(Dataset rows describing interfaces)
──────
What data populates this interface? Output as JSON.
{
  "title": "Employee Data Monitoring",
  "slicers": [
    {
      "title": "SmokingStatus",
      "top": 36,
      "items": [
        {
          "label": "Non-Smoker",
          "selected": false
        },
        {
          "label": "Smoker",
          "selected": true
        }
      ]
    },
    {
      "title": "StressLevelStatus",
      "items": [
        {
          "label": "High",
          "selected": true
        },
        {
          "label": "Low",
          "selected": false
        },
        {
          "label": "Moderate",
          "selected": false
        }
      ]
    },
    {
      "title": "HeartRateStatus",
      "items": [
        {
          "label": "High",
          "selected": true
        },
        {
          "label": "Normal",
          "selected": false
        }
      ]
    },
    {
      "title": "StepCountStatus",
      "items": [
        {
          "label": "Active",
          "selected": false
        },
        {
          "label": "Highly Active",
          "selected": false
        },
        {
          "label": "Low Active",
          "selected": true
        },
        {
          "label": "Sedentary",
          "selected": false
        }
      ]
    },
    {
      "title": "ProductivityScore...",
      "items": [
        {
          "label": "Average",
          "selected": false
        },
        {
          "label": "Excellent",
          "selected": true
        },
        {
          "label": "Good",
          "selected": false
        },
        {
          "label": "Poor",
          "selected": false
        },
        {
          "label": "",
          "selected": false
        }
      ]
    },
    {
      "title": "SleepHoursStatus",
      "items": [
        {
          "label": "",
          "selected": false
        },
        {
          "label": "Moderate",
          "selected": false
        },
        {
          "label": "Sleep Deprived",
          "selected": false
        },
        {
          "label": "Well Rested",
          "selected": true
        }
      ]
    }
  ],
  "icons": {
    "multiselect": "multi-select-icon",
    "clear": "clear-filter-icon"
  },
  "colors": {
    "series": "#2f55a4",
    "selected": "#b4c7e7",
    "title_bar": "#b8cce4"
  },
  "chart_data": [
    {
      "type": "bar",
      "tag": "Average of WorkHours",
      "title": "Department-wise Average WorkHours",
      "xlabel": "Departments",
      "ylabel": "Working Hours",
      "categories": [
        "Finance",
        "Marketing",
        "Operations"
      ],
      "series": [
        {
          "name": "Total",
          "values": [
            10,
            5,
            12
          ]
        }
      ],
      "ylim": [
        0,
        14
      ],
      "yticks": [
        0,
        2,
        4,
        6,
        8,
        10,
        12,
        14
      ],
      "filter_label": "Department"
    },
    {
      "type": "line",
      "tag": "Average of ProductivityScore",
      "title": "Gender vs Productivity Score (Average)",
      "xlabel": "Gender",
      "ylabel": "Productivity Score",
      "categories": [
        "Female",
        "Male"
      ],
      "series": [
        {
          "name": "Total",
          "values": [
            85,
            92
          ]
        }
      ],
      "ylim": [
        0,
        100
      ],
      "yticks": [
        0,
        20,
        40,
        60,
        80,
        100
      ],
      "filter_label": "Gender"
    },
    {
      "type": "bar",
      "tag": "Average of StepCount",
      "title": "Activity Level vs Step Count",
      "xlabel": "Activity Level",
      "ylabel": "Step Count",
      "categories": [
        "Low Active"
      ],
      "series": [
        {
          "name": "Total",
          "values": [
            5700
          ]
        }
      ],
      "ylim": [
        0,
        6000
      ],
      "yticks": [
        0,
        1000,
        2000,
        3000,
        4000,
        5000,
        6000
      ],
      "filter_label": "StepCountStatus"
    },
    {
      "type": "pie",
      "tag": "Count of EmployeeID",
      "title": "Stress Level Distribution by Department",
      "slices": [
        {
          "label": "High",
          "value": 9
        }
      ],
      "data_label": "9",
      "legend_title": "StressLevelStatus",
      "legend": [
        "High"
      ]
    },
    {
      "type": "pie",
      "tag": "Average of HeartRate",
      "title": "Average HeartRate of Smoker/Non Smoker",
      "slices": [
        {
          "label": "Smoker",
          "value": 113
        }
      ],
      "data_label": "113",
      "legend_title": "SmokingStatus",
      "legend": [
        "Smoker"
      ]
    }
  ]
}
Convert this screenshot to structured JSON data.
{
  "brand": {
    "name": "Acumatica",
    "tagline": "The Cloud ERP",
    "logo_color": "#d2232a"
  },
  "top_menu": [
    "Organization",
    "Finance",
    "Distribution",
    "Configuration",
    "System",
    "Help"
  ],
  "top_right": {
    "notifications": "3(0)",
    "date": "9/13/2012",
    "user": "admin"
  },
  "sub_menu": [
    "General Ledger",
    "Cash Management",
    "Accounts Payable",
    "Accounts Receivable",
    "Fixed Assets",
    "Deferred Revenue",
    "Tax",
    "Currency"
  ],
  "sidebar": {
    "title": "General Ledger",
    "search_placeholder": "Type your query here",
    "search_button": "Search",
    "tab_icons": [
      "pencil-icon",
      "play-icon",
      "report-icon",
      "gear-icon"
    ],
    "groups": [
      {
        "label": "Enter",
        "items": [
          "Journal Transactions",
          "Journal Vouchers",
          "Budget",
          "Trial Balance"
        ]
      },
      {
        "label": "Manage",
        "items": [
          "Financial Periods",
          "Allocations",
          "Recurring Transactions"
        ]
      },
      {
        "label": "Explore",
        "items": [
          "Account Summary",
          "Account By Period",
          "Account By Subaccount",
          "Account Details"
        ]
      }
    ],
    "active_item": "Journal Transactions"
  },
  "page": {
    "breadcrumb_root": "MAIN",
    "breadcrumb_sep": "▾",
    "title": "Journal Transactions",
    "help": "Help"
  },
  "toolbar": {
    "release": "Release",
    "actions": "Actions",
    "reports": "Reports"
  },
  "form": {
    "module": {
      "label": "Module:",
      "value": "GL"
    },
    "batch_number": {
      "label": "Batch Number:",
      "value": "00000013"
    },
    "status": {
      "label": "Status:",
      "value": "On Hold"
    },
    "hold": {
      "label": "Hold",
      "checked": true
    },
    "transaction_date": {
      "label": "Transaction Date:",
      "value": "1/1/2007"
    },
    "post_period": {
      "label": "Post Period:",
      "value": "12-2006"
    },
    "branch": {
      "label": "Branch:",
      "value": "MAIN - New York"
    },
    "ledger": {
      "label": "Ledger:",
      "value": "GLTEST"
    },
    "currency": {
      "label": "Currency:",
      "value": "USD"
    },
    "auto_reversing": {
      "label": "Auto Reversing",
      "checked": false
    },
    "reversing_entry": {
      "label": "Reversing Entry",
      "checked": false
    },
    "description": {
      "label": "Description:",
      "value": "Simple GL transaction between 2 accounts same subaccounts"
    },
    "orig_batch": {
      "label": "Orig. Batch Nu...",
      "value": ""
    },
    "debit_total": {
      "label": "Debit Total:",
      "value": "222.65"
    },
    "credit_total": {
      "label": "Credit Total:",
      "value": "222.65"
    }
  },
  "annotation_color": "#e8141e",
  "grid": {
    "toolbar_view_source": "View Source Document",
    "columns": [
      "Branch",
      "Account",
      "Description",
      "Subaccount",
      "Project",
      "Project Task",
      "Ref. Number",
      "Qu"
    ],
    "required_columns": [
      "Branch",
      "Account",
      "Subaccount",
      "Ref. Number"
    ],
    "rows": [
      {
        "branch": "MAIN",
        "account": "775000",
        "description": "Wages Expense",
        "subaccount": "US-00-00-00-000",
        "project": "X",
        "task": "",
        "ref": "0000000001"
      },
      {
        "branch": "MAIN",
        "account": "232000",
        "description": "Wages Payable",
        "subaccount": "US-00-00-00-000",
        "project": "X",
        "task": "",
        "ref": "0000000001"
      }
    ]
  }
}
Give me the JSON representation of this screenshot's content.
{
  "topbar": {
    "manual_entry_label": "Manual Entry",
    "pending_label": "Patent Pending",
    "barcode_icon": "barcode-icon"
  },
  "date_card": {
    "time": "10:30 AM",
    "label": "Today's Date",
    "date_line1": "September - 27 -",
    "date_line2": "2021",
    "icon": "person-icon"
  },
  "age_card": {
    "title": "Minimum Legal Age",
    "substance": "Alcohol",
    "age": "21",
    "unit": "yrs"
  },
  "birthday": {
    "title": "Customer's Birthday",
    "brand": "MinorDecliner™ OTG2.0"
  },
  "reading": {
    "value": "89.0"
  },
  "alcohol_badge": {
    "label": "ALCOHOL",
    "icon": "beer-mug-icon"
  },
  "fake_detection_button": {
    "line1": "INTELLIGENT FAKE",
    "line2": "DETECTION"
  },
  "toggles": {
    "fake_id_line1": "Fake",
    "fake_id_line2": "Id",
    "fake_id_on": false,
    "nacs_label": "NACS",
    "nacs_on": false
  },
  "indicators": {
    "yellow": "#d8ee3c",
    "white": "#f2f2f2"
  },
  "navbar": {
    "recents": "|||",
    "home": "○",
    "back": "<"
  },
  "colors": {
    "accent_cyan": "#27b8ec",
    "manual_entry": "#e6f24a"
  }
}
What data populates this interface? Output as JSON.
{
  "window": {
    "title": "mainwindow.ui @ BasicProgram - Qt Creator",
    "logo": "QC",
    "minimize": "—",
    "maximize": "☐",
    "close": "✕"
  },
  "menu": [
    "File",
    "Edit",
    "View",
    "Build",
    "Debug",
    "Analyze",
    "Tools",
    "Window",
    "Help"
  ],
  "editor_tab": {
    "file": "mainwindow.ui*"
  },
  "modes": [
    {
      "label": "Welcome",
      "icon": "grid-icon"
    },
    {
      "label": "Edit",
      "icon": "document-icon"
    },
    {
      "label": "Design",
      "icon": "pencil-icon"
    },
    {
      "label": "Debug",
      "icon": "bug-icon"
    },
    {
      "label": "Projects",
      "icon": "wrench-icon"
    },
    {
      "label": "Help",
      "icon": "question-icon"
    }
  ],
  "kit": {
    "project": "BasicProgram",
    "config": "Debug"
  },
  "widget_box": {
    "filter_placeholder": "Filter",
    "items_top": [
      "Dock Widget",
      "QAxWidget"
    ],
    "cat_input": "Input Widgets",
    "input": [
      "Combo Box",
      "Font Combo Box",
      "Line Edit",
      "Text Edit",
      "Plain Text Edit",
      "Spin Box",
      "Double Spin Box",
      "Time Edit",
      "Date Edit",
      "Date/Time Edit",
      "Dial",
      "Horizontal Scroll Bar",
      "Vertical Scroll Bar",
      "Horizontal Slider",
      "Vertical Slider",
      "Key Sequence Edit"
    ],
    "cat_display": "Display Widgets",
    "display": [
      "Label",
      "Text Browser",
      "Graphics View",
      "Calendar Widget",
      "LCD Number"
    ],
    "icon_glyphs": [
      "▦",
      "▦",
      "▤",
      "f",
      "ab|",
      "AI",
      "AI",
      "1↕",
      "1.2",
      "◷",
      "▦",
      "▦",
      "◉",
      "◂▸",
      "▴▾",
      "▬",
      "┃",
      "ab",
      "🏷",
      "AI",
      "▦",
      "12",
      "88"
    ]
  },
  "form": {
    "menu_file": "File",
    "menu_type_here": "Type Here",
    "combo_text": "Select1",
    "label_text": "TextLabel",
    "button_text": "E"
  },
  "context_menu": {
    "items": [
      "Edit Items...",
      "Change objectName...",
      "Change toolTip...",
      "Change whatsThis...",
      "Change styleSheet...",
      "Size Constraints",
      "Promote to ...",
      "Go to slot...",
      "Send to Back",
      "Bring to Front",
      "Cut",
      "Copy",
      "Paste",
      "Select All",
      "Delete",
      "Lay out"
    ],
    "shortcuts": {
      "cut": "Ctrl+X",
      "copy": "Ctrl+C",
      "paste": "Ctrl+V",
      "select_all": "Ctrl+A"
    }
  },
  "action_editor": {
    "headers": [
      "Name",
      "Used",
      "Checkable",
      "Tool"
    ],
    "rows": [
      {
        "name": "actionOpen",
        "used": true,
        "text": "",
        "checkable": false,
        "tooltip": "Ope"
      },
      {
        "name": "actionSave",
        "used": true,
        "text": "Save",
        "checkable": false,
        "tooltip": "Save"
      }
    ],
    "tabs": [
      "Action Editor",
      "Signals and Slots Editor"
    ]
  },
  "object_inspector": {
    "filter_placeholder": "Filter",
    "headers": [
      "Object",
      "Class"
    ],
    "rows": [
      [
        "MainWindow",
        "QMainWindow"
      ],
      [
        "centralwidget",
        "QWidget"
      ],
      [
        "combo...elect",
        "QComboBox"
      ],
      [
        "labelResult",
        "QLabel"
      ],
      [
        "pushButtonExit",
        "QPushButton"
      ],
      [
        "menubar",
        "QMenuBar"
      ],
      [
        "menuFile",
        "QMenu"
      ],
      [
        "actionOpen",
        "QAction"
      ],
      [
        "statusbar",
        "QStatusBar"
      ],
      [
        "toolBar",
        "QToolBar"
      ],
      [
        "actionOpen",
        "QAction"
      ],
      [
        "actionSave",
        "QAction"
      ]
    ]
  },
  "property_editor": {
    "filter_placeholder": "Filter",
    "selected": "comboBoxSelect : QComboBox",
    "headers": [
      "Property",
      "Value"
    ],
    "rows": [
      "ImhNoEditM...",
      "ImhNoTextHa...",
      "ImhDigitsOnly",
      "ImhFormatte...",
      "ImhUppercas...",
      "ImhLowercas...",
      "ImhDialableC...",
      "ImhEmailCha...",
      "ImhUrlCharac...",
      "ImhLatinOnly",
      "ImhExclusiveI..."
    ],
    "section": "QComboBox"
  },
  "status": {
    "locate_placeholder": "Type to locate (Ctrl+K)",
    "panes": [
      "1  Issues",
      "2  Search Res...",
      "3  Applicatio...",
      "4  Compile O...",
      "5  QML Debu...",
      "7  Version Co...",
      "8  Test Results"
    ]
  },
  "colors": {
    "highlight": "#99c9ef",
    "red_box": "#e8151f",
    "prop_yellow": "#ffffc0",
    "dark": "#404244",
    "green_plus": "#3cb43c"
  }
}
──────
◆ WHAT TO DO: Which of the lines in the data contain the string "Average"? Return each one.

◆ SOLUTION TO THIS PROBLEM:
          "label": "Average",
      "tag": "Average of WorkHours",
      "title": "Department-wise Average WorkHours",
      "tag": "Average of ProductivityScore",
      "title": "Gender vs Productivity Score (Average)",
      "tag": "Average of StepCount",
      "tag": "Average of HeartRate",
      "title": "Average HeartRate of Smoker/Non Smoker",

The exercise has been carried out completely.